• **YOUR INSTRUCTIONS**: Scan the lines below for the string "Windows". Reply with how many match, and no other words.

Start of MATERIAL FOR THIS TASK

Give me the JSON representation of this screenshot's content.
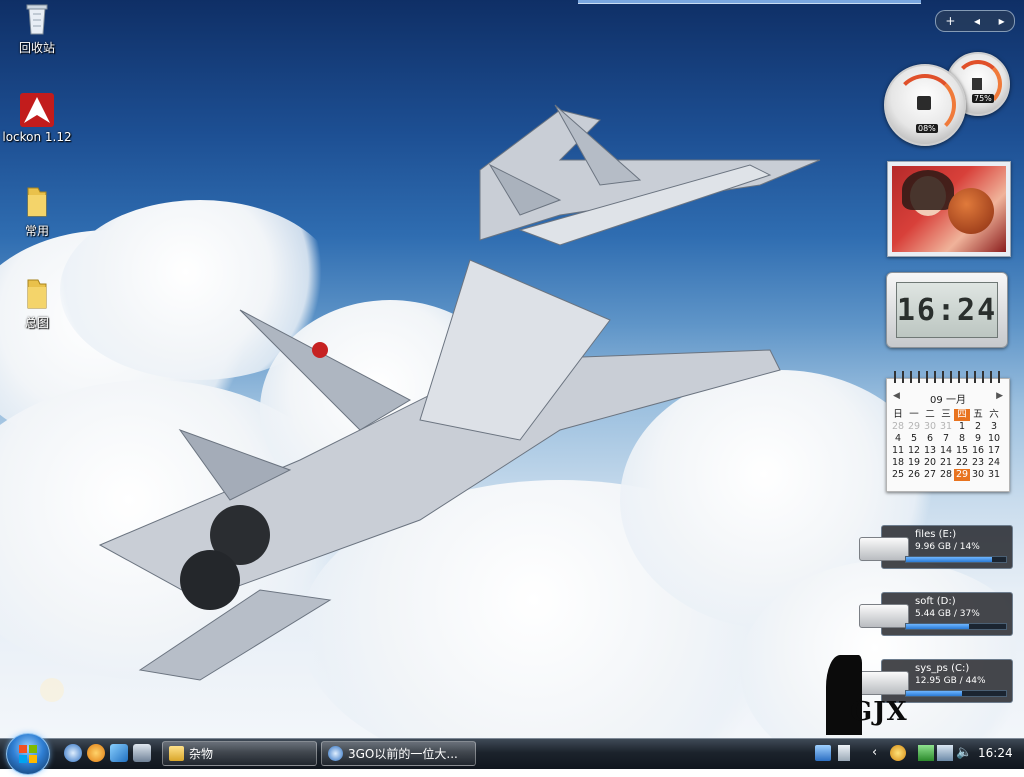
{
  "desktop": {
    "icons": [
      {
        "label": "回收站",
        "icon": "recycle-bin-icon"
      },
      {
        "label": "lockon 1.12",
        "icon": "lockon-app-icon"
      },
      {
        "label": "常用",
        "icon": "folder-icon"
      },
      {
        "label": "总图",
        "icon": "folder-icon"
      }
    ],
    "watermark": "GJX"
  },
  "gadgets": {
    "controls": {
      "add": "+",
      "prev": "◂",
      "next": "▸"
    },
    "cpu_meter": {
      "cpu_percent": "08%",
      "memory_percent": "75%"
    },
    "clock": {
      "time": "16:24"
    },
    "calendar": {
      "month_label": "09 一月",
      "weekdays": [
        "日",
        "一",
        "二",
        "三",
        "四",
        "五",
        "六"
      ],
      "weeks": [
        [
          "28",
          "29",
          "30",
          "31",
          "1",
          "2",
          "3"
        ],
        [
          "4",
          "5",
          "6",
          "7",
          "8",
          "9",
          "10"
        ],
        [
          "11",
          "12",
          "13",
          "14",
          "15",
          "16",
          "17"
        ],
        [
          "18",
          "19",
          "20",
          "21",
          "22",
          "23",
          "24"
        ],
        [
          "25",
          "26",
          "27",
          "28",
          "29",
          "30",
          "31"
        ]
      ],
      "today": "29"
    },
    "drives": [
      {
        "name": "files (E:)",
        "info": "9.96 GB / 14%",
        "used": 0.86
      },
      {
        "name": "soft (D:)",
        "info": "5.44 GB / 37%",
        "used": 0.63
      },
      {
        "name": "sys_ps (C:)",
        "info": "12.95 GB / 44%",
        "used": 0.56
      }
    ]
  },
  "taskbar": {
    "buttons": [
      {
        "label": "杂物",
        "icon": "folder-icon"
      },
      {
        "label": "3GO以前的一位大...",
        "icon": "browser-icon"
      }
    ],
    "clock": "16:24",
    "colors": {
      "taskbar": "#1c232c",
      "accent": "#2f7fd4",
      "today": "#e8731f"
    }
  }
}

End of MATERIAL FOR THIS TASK
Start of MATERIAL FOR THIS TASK

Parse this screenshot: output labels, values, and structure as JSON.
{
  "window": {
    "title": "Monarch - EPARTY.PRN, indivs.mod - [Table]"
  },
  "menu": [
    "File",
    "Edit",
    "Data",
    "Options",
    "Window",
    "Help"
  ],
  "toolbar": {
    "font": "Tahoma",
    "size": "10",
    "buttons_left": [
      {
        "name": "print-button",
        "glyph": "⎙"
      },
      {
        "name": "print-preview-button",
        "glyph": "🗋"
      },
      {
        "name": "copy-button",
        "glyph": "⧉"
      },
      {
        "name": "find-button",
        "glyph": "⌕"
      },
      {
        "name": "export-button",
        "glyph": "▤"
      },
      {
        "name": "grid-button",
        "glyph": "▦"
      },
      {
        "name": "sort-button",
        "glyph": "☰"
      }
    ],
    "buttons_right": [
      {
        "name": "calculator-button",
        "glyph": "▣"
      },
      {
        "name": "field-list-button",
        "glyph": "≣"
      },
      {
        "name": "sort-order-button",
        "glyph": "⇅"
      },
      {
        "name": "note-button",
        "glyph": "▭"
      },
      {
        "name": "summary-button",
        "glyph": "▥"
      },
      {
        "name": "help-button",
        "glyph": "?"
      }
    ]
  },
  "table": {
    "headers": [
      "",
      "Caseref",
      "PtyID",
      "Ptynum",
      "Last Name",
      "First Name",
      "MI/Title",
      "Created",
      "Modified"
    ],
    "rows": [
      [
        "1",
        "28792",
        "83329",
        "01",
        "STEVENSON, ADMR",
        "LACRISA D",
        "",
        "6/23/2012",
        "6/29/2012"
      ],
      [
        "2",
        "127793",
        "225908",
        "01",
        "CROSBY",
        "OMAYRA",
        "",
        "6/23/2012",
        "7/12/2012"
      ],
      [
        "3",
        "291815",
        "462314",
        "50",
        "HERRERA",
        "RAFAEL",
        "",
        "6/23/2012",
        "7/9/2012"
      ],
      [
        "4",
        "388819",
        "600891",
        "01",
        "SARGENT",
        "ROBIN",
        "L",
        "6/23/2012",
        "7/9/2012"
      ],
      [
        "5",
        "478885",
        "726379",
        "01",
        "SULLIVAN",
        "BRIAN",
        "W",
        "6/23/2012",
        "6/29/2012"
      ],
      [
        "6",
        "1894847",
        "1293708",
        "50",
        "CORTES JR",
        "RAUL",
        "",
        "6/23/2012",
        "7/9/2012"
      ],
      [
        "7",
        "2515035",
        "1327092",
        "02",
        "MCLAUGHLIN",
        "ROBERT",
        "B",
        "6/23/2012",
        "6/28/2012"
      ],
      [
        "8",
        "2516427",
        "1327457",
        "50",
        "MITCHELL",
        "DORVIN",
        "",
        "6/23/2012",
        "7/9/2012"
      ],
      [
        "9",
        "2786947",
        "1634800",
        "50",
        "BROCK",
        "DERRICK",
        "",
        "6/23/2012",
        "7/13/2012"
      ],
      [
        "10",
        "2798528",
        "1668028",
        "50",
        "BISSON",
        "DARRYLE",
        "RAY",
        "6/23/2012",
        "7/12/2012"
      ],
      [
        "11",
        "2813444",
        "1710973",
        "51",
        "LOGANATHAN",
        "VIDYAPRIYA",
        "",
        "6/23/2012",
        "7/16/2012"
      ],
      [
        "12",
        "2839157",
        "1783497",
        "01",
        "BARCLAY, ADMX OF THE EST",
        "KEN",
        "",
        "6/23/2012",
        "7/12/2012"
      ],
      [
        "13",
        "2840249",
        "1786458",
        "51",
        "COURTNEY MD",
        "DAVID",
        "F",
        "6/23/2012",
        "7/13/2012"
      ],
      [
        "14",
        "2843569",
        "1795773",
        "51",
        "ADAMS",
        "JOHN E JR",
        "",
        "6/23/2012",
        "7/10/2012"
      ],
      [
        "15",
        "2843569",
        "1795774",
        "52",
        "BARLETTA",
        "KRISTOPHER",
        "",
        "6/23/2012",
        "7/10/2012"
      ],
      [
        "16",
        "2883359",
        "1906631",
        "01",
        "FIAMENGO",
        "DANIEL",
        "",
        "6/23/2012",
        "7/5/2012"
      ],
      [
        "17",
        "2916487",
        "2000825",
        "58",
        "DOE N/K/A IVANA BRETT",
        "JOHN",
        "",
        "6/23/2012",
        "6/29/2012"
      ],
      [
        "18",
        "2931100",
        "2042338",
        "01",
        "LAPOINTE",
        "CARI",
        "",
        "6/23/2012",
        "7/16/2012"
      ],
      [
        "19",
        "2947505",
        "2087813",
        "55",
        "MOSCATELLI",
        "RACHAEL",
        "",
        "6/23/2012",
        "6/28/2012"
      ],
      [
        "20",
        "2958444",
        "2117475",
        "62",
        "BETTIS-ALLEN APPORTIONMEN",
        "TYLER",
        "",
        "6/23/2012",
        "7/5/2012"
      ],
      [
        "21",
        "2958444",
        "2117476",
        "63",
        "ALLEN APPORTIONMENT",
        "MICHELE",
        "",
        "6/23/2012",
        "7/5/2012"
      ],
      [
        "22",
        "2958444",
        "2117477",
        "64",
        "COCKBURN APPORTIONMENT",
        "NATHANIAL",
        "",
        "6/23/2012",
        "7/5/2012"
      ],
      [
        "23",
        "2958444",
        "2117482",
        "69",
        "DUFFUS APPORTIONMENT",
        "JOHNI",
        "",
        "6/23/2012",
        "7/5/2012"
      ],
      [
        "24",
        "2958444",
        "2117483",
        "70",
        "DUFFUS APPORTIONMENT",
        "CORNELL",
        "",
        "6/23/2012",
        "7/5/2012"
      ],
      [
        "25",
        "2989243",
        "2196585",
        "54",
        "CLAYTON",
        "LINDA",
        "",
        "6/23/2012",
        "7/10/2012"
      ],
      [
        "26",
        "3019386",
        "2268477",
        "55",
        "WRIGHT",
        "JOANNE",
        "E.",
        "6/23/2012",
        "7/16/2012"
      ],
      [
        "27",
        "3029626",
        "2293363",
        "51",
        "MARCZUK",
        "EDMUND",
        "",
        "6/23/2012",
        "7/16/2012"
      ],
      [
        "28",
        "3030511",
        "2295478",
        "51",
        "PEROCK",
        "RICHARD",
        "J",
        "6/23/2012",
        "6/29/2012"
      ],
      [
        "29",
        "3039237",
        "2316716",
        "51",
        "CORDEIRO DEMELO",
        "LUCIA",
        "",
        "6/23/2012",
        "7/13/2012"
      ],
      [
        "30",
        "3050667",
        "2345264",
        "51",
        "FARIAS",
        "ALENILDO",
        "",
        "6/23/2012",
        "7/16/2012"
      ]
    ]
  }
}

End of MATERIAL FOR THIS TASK
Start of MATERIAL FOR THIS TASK

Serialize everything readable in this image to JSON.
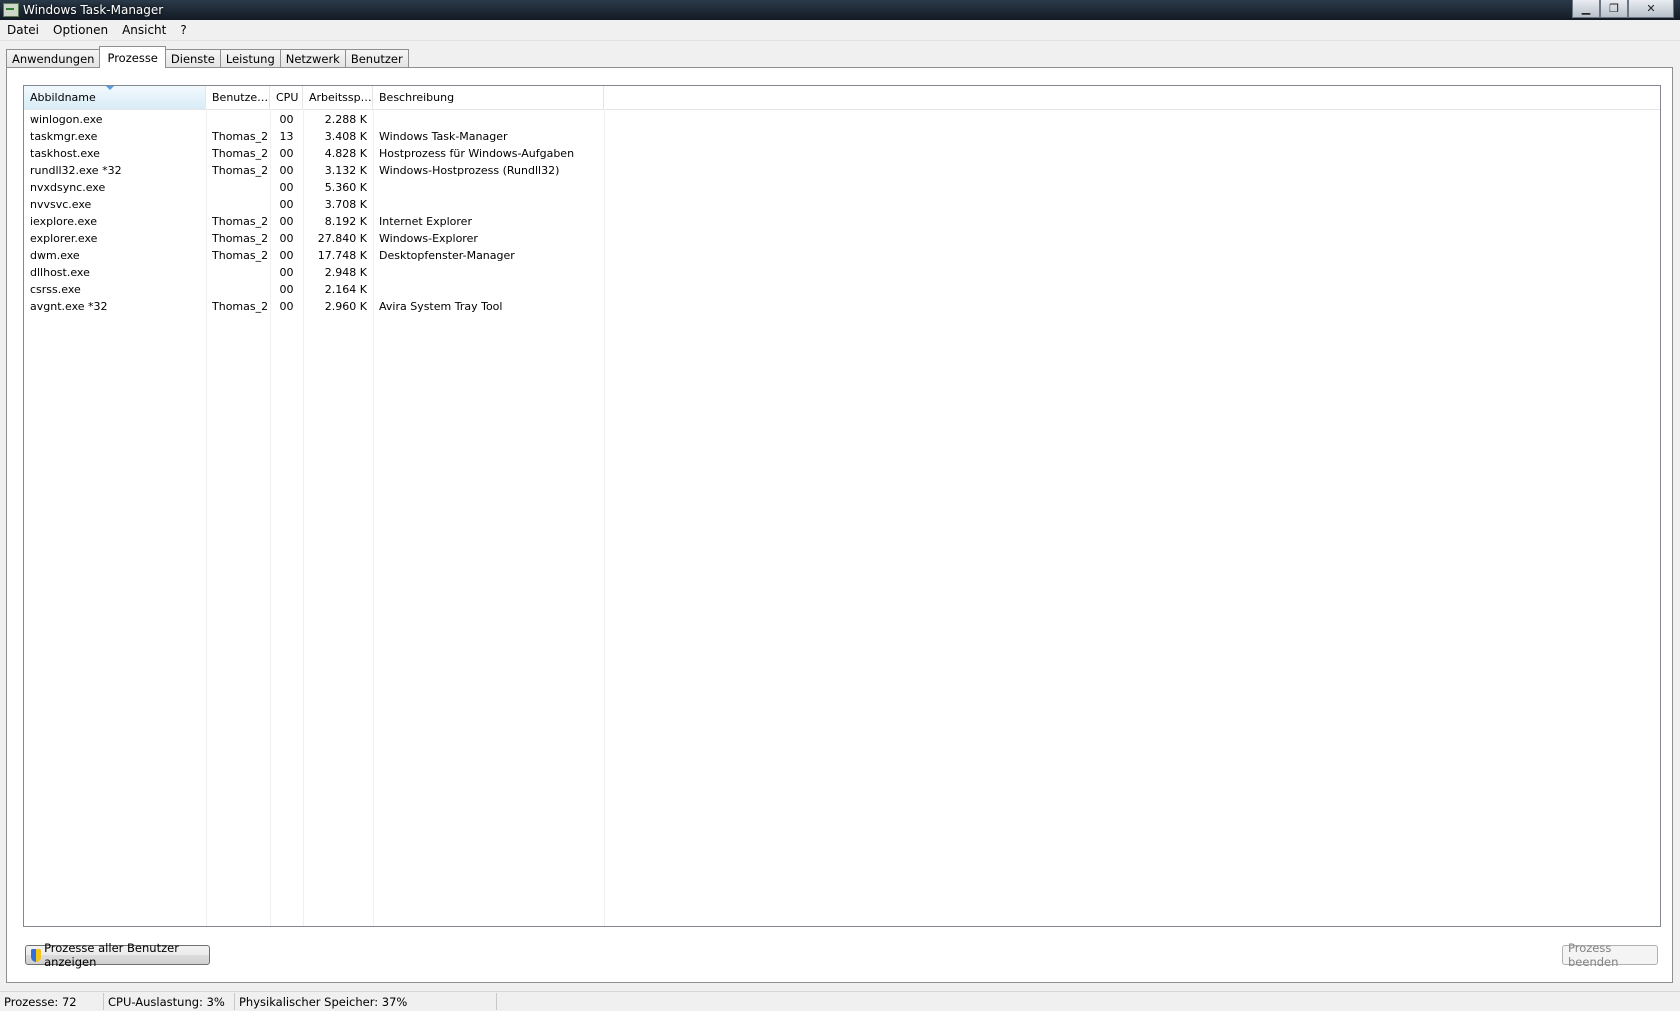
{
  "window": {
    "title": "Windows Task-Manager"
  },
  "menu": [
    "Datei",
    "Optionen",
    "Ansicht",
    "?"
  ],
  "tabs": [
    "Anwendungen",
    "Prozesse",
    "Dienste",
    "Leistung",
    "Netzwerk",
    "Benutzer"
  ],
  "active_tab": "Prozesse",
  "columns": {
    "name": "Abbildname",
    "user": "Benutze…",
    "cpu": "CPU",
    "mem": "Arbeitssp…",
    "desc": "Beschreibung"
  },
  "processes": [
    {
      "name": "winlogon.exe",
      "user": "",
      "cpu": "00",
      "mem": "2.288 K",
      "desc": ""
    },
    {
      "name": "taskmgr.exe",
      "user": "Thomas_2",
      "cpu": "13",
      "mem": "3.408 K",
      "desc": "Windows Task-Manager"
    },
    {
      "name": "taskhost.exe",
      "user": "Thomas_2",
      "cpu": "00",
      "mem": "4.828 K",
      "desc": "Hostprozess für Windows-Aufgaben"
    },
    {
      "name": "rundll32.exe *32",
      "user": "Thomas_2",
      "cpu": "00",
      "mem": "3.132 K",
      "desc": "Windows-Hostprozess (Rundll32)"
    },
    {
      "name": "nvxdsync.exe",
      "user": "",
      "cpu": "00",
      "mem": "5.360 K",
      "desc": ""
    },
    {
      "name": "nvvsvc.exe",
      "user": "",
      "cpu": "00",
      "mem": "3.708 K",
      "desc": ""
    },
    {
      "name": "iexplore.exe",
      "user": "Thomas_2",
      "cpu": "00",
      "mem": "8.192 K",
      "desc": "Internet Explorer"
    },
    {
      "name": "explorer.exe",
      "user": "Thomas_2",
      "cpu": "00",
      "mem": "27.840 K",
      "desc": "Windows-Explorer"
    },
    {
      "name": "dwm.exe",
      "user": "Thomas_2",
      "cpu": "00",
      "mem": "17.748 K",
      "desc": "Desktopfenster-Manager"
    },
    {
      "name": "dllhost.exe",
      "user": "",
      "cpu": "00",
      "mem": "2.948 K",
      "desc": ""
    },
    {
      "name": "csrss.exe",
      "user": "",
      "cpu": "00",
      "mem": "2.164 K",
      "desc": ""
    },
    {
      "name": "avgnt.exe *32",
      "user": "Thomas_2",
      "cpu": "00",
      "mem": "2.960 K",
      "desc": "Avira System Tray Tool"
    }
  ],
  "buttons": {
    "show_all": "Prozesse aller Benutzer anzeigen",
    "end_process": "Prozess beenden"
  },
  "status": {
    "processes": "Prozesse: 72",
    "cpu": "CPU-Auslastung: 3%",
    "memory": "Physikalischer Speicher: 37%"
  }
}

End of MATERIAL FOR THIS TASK

• **RESPONSE TO THIS TASK**: 5